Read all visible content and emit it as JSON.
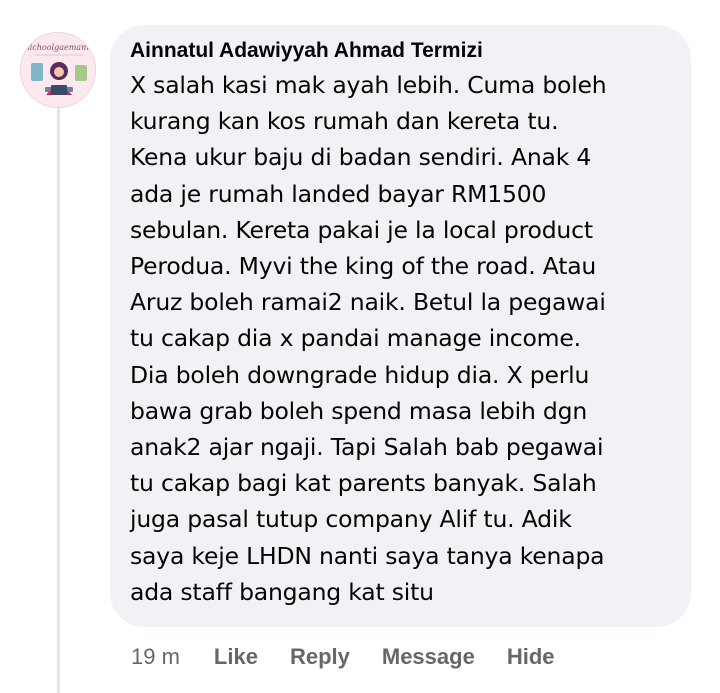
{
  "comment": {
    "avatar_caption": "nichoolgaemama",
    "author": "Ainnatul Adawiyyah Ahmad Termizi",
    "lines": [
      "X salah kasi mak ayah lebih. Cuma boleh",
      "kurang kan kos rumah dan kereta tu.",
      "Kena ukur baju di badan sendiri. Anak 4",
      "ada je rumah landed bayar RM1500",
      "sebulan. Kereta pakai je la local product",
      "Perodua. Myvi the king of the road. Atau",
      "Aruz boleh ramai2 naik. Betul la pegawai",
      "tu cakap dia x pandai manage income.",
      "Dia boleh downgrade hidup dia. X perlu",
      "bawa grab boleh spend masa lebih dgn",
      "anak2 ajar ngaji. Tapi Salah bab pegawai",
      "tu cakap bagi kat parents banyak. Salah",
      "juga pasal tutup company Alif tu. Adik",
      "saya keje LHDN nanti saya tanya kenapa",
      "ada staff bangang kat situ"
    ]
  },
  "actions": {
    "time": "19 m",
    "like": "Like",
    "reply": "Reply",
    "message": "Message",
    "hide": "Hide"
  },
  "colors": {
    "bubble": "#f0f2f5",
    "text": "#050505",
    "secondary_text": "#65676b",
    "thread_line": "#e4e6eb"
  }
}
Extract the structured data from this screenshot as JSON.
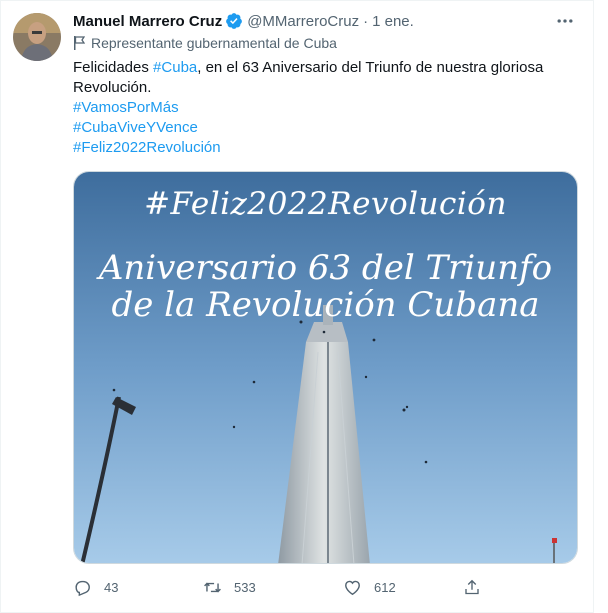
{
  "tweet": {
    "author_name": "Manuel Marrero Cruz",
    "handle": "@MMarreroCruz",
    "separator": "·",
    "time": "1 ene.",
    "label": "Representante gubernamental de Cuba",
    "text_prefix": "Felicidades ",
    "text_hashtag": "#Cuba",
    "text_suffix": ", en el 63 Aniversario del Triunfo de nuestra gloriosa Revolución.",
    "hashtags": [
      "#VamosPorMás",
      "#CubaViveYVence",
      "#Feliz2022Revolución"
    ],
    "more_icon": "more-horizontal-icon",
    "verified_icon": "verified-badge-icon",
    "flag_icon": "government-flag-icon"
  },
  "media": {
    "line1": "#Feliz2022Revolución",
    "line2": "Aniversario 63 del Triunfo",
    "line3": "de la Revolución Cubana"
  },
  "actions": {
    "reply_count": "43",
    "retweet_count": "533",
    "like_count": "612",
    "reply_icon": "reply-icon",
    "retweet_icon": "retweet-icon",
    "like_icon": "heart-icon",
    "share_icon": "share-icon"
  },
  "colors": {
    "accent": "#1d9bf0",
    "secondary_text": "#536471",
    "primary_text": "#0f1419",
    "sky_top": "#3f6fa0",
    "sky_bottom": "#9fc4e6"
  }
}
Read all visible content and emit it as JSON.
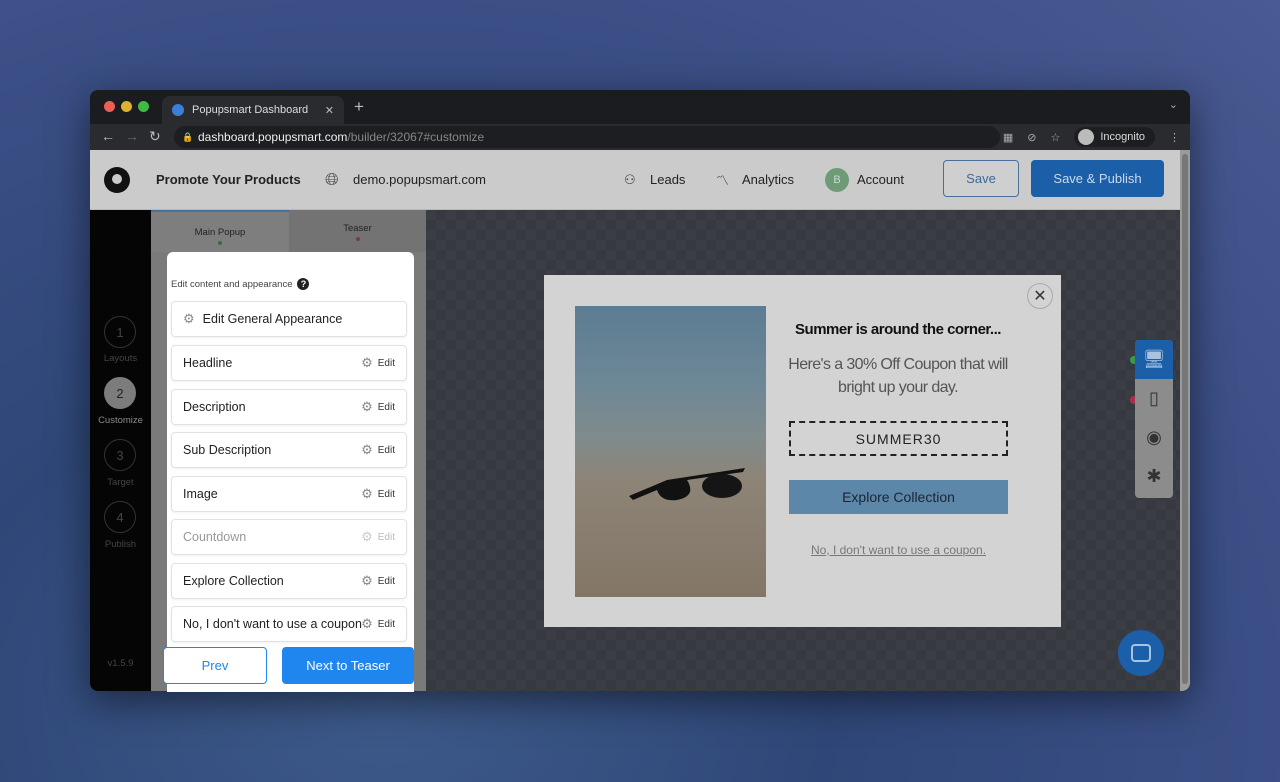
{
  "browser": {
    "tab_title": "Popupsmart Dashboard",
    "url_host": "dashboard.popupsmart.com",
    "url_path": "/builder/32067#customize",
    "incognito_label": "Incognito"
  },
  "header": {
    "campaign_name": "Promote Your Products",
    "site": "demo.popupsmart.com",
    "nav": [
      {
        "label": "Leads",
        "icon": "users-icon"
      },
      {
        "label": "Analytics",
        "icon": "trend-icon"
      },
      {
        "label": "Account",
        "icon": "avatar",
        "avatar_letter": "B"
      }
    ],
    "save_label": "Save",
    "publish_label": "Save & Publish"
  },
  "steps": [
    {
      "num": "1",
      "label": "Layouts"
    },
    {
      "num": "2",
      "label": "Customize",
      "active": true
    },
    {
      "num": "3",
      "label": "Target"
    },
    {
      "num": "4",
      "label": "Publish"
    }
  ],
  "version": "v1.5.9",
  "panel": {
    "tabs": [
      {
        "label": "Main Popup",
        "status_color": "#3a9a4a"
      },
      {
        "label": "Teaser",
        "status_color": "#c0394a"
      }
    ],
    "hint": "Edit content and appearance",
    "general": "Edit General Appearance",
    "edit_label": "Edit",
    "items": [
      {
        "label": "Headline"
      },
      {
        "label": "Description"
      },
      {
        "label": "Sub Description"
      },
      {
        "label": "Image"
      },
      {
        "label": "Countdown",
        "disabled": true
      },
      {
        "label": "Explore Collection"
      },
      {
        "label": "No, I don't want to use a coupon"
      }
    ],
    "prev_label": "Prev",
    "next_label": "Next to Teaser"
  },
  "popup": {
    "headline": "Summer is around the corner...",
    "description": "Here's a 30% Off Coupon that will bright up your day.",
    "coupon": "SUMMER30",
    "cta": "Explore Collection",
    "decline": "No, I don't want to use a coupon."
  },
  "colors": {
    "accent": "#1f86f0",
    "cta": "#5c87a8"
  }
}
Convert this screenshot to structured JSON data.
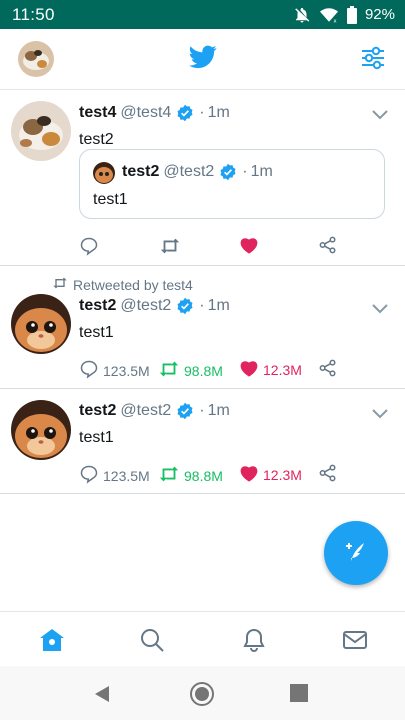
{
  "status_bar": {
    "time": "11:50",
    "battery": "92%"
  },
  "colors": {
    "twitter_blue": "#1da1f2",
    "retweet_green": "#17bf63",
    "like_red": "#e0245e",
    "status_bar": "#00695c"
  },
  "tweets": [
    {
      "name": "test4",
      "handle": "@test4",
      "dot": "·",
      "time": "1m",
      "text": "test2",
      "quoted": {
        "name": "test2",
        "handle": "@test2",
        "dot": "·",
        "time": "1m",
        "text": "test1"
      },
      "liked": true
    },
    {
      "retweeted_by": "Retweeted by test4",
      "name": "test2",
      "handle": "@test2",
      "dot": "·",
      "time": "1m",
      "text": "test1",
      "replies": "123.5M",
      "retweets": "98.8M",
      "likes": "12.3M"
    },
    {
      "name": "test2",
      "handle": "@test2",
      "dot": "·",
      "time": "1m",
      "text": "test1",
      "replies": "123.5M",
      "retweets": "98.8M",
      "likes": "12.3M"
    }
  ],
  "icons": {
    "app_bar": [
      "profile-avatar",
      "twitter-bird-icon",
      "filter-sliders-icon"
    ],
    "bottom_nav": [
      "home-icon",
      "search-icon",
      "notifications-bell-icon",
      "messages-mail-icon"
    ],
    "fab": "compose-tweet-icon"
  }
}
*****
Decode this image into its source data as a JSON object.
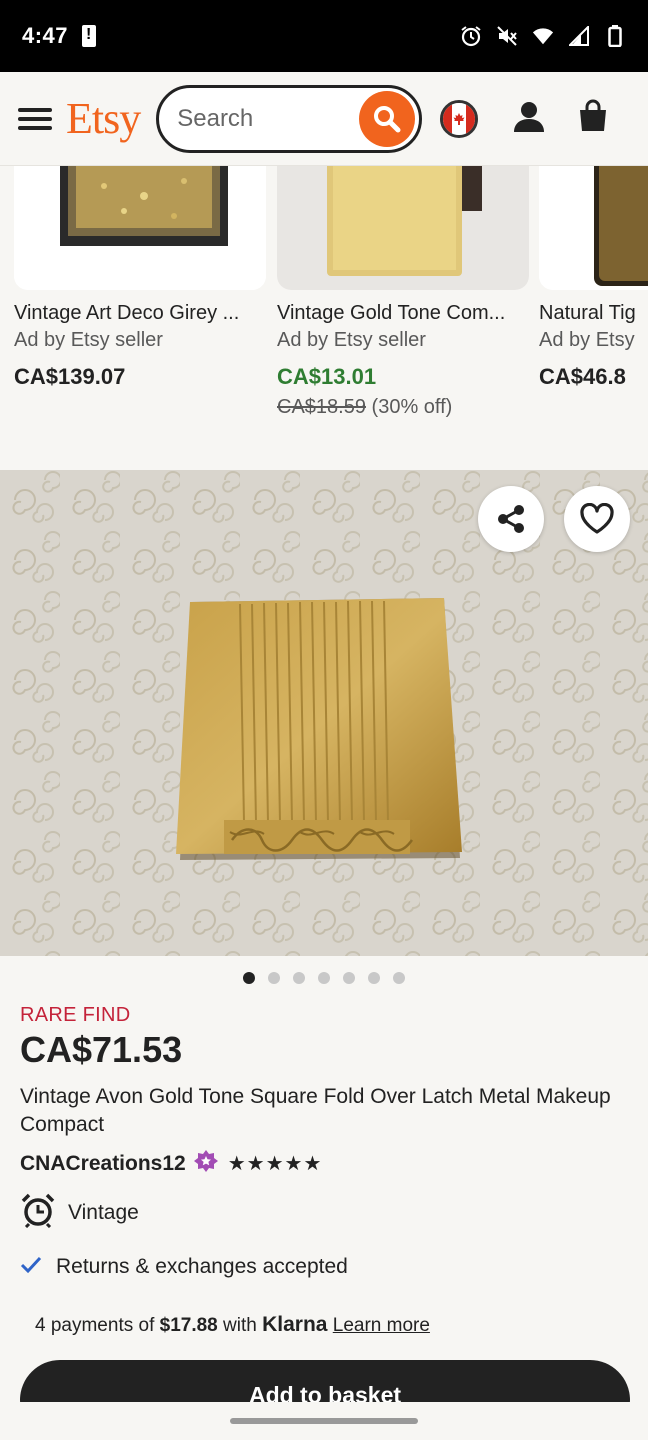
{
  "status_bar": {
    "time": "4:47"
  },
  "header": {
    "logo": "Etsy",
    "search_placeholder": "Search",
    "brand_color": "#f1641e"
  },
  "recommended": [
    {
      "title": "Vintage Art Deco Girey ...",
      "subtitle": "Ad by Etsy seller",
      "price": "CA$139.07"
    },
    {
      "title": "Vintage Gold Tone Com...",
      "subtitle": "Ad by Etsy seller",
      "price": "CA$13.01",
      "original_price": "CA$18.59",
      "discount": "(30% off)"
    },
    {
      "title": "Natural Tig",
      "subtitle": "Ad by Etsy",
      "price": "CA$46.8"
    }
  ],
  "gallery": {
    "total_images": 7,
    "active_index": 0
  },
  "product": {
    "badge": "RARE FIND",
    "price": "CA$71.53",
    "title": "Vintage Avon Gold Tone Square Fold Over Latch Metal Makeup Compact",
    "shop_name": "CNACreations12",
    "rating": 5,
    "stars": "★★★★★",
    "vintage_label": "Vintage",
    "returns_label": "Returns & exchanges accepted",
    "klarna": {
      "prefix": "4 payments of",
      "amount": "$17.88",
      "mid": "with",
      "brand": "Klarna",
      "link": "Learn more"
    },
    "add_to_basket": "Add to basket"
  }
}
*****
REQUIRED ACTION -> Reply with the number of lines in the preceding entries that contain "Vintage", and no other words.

ANSWER BOX -> 4